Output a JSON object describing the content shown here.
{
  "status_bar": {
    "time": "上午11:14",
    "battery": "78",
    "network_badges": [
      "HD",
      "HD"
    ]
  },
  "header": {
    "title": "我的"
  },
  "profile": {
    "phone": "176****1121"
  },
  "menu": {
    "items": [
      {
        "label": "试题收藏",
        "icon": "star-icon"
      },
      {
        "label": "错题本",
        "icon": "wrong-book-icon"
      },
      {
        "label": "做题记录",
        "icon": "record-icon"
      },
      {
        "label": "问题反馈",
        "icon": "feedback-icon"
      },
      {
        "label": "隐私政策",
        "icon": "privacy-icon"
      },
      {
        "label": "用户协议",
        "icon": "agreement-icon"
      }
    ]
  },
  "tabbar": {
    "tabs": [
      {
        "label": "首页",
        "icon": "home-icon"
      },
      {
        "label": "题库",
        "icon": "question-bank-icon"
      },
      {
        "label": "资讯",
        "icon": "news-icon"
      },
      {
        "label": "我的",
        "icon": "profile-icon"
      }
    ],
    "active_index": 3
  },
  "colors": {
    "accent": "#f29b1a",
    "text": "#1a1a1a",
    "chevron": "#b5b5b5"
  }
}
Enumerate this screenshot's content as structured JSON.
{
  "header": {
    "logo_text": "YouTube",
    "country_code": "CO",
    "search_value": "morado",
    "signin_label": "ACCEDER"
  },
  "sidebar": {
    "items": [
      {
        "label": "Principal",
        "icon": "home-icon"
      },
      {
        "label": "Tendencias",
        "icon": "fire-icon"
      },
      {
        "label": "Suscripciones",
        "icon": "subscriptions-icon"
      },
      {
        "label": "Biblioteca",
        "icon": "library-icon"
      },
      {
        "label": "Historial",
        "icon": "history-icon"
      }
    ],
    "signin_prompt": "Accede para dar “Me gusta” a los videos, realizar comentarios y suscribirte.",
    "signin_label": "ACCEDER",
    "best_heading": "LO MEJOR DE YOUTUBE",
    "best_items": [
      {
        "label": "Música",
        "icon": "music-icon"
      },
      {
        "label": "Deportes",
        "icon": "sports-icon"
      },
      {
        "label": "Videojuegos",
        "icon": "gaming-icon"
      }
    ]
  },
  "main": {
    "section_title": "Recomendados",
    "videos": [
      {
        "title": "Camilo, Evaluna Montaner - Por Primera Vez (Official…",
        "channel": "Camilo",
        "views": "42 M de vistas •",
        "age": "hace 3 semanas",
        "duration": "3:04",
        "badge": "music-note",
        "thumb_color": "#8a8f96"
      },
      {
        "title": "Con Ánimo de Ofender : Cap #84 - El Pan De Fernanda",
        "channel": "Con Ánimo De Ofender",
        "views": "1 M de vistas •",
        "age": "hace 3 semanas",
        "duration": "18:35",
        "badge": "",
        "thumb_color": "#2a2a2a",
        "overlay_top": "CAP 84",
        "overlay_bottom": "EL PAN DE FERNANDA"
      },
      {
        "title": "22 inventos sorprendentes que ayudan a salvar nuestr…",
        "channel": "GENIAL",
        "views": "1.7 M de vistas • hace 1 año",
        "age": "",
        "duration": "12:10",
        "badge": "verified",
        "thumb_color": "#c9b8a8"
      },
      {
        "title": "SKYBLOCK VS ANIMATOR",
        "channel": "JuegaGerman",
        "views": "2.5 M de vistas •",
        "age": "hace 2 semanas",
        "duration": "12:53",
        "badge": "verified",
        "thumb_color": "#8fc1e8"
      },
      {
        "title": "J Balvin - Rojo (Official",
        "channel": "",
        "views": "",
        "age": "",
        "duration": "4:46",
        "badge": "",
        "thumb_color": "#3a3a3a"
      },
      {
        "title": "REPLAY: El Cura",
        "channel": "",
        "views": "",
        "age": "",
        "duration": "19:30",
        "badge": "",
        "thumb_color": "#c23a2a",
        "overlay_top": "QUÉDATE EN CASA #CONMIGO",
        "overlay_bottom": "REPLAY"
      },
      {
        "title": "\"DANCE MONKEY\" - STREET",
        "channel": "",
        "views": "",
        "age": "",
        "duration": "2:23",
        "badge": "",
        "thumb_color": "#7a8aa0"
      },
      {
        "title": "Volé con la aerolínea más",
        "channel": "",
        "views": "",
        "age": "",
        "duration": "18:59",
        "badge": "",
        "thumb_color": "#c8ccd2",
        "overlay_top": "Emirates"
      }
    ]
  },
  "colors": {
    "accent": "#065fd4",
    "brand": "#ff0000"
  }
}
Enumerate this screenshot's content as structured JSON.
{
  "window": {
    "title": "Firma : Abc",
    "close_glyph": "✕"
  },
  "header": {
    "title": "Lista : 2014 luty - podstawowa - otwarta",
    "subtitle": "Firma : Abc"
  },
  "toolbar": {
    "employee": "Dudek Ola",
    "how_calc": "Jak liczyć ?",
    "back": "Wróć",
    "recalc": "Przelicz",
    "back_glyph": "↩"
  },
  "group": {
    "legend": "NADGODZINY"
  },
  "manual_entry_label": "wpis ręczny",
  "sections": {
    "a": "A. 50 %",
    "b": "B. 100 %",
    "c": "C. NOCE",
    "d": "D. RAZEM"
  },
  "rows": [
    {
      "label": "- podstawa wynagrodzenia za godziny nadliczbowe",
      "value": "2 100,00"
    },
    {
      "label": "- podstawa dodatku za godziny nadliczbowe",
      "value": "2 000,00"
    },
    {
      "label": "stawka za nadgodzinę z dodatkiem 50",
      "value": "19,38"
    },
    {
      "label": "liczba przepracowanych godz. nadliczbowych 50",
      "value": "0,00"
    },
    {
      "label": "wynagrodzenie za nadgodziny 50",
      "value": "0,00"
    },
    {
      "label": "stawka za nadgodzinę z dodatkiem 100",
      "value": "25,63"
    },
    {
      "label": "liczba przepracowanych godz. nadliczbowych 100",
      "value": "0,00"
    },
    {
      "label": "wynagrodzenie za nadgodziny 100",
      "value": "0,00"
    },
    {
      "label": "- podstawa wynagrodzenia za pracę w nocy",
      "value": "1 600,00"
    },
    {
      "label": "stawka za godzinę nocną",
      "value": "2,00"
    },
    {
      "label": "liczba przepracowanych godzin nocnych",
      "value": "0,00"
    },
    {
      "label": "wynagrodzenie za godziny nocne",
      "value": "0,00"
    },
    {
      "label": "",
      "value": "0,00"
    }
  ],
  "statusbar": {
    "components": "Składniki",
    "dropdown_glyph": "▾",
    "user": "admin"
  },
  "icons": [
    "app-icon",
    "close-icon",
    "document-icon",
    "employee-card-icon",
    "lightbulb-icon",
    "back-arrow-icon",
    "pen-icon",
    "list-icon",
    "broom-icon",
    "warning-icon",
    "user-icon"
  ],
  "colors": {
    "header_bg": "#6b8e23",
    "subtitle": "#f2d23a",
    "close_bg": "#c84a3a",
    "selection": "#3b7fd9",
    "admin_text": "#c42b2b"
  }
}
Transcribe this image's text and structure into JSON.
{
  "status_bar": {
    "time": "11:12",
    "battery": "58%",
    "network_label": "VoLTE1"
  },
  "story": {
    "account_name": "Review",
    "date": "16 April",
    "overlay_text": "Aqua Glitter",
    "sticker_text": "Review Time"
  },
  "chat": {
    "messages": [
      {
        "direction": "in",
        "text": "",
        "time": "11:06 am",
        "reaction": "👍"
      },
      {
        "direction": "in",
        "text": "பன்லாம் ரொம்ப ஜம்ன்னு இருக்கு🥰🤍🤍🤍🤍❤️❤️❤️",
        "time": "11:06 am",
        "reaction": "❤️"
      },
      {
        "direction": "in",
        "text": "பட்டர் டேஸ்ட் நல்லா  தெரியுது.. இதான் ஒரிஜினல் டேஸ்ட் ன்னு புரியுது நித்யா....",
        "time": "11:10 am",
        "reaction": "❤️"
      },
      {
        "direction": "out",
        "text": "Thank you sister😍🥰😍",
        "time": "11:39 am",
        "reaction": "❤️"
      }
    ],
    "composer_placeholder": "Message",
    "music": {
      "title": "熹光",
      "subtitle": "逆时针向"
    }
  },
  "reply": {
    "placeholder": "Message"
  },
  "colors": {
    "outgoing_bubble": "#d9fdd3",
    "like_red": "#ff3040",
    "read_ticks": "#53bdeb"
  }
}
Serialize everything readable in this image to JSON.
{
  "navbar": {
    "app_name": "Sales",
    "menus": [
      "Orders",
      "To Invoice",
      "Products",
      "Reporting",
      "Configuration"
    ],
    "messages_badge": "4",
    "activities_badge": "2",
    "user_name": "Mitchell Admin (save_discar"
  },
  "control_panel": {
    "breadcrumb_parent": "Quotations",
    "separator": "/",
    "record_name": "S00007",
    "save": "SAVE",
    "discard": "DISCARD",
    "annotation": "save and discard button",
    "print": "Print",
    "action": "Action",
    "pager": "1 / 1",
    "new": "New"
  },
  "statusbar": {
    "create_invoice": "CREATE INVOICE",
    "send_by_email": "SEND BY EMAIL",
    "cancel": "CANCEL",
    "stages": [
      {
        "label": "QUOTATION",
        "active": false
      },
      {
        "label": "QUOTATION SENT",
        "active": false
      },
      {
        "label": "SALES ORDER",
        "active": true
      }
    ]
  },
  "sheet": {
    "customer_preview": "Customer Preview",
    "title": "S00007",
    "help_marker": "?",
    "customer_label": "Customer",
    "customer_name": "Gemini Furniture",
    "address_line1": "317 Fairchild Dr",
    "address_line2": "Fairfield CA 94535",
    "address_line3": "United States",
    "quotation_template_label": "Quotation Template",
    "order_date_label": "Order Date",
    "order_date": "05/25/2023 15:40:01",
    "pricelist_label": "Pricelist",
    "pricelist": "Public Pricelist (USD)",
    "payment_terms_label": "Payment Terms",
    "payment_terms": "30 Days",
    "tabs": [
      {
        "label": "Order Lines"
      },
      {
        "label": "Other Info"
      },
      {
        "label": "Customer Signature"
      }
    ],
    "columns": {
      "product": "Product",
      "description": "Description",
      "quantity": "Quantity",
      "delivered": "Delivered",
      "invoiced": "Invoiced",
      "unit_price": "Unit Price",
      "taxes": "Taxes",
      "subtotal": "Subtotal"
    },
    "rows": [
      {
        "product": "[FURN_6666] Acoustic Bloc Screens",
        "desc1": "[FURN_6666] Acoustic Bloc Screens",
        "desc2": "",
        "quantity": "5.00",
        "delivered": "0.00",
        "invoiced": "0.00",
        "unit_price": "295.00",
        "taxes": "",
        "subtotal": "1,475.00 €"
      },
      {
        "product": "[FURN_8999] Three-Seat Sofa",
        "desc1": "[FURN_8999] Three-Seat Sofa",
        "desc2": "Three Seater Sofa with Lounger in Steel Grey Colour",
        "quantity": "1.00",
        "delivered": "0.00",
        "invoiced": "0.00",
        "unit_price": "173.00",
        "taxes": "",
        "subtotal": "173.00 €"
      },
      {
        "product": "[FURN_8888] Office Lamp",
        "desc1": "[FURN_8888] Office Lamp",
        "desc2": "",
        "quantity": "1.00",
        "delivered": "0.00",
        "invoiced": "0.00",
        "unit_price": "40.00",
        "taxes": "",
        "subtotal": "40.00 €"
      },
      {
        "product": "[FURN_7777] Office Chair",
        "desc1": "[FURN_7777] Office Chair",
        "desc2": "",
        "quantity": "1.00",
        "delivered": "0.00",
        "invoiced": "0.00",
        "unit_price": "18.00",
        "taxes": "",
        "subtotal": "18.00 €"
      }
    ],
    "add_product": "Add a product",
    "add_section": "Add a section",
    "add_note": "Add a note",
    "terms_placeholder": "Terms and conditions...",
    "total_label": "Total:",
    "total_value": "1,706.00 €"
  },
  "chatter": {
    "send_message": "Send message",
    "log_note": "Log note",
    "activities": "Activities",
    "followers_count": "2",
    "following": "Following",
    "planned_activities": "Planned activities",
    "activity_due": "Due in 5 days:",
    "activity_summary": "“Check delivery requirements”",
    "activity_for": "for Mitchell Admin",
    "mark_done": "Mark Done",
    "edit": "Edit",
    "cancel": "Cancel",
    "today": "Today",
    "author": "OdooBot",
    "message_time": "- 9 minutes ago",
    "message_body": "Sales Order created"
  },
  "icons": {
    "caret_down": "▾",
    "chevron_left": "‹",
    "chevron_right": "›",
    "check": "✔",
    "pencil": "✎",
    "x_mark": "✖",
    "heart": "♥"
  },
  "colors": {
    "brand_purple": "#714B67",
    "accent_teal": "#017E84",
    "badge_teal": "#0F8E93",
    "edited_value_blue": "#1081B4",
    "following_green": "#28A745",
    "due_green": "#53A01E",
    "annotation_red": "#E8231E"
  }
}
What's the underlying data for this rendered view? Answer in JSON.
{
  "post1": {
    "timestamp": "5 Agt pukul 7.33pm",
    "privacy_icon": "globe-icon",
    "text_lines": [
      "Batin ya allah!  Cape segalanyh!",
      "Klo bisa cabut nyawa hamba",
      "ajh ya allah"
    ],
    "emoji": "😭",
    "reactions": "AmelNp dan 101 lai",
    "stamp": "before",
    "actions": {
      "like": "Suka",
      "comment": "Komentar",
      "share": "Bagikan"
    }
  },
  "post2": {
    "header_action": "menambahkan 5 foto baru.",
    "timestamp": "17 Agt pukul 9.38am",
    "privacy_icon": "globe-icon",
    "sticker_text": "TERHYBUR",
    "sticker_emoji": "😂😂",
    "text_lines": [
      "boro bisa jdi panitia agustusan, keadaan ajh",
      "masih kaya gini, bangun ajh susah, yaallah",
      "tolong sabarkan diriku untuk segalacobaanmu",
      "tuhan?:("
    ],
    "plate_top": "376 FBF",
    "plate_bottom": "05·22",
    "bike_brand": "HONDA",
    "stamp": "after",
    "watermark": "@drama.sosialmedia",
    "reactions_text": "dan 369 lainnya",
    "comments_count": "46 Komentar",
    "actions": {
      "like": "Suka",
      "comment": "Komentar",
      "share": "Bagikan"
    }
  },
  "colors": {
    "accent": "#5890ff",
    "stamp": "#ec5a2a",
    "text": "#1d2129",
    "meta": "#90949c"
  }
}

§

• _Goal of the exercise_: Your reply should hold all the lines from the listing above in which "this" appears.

• _Task output_:
Enumerate this screenshot's content as structured JSON.
Enumerate this screenshot's content as structured JSON.
Transcribe this image's text and structure into JSON.
Serialize everything readable in this image to JSON.
What's the underlying data for this rendered view? Answer in JSON.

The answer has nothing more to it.